THE old Leaderflush Shapland site will lay vacant for at least another three months, after North Devon Council’s planning committee voted to defer a decision over whether to grant planning permission for a supermarket and 350 homes at the site.
The plans for an Asda, 350 homes, a pub and other retail units was before the council committee, and around 30 members of the public, yesterday afternoon.
It was hoped a decision would be reached after negotiations over how best to develop the site began in November 2009.
However, thanks to a second planning application for a Morrison’s supermarket on land at Evans’ Transport yard, at the other end of the Taw Bridge, the decision was put off.
The plans hadn’t even come up for decision when Tory councillor Jasmine Chesters stood to ask why the two plans were not being looked at together.
Mrs Chesters also complained she hadn’t had time to read the 120 pages of “bumf” which council officers had put forward in a report for members on the application.
She also claimed she and other members of the committee had received letters from solicitors acting on behalf of the developers behind the Morrison’s plan, which threatened a judicial review should the Asda application be granted planning permission.
The council’s legal adviser Ken Miles sought to allay those fears, when he told members he believed the council would be on legally sound footing if it went ahead and determined the application.
Planning manager Keith Bines also weighed in. He said: “We were originally going to consider the two together.
“The reason we aren’t seeing them both together today is Morrison’s pulled out of a Devon County Council Development Management Committee meeting in March.
“But although today’s special meeting was set up to consider both plans we can still proceed as they are separate schemes and aren’t intrinsically linked.”
But Mrs Chesters wasn’t satisfied and moved the decision be deferred.
Councillor Joe Tucker disagreed with the motion. He said: “The legal advice is clear.
“They are separate applications and we should proceed.”
He sought to amend the motion so the application would be determined but that amendment fell 7-4 in a vote. Mrs Chesters motion, supported mainly by Conservative councillors, was passed by the same tally.
After the decision to defer was made Mrs Chesters and two or three other councillors were seen chatting to the owner of the Evans’ transport site, David Evans.
But the general feeling among everyone else in the room was one of frustration, with both supporters and opponents of the scheme upset they will now have to wait until the end of June before the application can come before the planning committee again – unless Asda appeal against the decision.
The retail giants could appeal against the decision on grounds of non-determination, since North Devon Council legally should have made up its mind on the plan by this stage.
The project communication manager for Asda, Lucie Brailsford, said she couldn’t yet indicate whether an appeal would be forthcoming.
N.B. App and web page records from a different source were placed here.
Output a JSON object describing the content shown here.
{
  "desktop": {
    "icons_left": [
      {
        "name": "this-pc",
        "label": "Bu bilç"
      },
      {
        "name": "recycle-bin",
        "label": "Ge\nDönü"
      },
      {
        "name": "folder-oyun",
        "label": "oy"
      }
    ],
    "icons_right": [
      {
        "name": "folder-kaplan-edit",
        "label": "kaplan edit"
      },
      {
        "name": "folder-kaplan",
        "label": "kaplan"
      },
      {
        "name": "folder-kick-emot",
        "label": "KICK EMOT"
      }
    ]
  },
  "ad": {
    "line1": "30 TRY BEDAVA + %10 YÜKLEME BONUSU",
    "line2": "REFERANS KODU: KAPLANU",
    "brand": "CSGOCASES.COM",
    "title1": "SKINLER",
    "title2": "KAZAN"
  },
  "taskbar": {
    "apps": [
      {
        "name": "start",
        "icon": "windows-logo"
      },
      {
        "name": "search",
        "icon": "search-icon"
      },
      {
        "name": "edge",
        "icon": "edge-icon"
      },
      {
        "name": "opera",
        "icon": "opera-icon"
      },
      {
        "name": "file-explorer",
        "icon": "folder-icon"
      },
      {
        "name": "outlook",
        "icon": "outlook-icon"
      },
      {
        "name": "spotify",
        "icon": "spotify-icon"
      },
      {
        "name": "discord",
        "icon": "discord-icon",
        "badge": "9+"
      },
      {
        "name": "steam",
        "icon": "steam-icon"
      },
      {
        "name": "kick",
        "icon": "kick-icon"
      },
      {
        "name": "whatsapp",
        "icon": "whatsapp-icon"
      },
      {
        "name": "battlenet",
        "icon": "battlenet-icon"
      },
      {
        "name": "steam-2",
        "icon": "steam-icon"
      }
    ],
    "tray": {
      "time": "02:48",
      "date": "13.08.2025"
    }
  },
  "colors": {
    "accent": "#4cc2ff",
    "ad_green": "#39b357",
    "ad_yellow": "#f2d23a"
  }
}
She said the company will make a statement shortly.
Barnstaple town centre manager Craig Bulley said he wished a decision had been made one way or another.
“I wasn’t quite expecting that,” he said.
“As you know the town centre management are against this scheme and we were all geared up to have our say.
“Now we’ll have to do it all another day.
“It would have been nice to have it sorted, as the uncertainty goes on now, which is frustrating.”
Sue Tucker, who has suffered from spinal muscular atrophy since birth, was also disappointed by the decision.
She has been campaigning for years to secure round the clock specialised toilets for disabled people in Barnstaple.
And Asda had agreed to include such a facility on its site.
“I would have liked to have seen it determined,” she said.
“At the moment people like me are snookered.
“It’s as if North Devon Council doesn’t think we’re supposed to go out.”
And Mr Tucker said he was disappointed to see his motion to hear the application today fall.
“It shouldn’t have been deferred,” he said.
“The Asda and Morrison’s plans are two totally different applications.
“One is a regeneration project and one is just a supermarket.”
He also said he was shocked to hear the council could face a judicial review and fears that by not determining the application the council has now “left itself completely open”.
“If it were just two plans for two supermarkets then fine,” he said.
And another councillor, Glyn Lane, said he was also frustrated. Having voted to hear the application during the meeting the Conservative Mr Lane afterwards said: “I think it needs to be determined.
“Dealing with this application would go some way to sorting out Barnstaple as a whole.”
Journal reporter Will Topps was at the meeting. You can follow his live updates from the meeting in the box below: